Sun 26 Aug 2012
CHARTER PILOT. 20th Century Fox, 1940. Lloyd Nolan, Lynn Bari, Arleen Whelan, George Montgomery, Hobart Cavanaugh, Henry Victor, Etta McDaniel. Director: Eugene Forde.
In spite of the fact that a couple of my favorite B-movie stars are in this one, I found myself disappointed for most of the movie’s running time.
The opening scene showed some promise. Lynn Bari is the scriptwriter for a radio show based on the fictional exploits of air ace King Morgan, played by Lloyd Nolan. In reality, and far from fiction, Morgan is indeed a pilot, but for a commercial airline whose more prosaic tasks include bringing a load of soft-shelled crabs up from Galveston to LA.
OK. So far, so good, but it turns out that there are romantic complications between the two, and for maybe next 50 minutes or so the movie turns into a comedy of most mundane proportions. He proposes, she refuses until he gives up flying, he gives up flying and goes to work behind a desk, which doesn’t work, in great detail which I shan’t bore you with, but if you were expecting a comedy, you might find this portion of the film amusing, if not out and out funny.

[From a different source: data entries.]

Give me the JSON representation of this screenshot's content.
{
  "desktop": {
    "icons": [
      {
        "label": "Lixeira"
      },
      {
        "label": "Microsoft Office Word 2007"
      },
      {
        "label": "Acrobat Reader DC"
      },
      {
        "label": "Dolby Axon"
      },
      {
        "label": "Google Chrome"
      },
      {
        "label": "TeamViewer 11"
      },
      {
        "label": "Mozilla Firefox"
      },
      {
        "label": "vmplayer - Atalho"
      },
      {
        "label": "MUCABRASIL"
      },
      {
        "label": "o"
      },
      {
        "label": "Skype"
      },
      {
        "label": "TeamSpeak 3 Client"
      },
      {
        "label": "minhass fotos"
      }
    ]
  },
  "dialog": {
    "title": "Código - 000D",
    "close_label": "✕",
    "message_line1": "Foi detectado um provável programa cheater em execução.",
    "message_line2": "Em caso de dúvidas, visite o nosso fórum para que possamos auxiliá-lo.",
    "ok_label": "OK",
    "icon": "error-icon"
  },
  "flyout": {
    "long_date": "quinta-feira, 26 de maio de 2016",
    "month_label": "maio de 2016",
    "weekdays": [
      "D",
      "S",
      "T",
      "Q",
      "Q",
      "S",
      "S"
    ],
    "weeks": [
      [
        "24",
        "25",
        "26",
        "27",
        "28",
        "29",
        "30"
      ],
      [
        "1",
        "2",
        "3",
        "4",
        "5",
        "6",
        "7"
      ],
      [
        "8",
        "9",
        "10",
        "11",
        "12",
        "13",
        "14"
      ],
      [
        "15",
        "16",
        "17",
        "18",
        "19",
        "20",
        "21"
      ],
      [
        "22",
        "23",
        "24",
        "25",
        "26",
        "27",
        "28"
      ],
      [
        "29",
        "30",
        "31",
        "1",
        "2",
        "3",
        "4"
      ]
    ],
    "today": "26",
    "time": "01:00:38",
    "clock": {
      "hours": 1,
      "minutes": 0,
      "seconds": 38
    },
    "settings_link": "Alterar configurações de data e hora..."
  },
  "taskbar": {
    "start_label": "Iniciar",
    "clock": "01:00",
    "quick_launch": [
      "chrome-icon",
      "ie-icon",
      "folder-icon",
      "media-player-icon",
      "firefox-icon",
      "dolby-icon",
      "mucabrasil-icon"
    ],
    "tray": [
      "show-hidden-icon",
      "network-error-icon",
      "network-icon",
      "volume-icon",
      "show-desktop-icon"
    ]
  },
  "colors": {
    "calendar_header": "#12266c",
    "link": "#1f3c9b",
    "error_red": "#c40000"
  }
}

It also turns out, though, eventually, that there is a bad guy in the background, and the next to final scene, with King Morgan and aforesaid bad guy kicking, wrestling and fist-fighting in the cramped space of a cockpit of a small airplane over the jungles of Honduras, with Lynn Bari screaming behind the controls while live on the air – well, at last the film was worth the money I paid to see it. On a homemade DVD, of course, as almost goes without saying.
Lynn Bari, of course, is as beautiful as ever, and Lloyd Nolan, while far from beautiful, is, as usual, one of the finer actors ever to be a B-movie star. Watching him rehearse his prepared proposal speech, while working out a whole gamut of ways to present his lines, is like attending a master class in acting, and he does it with ease.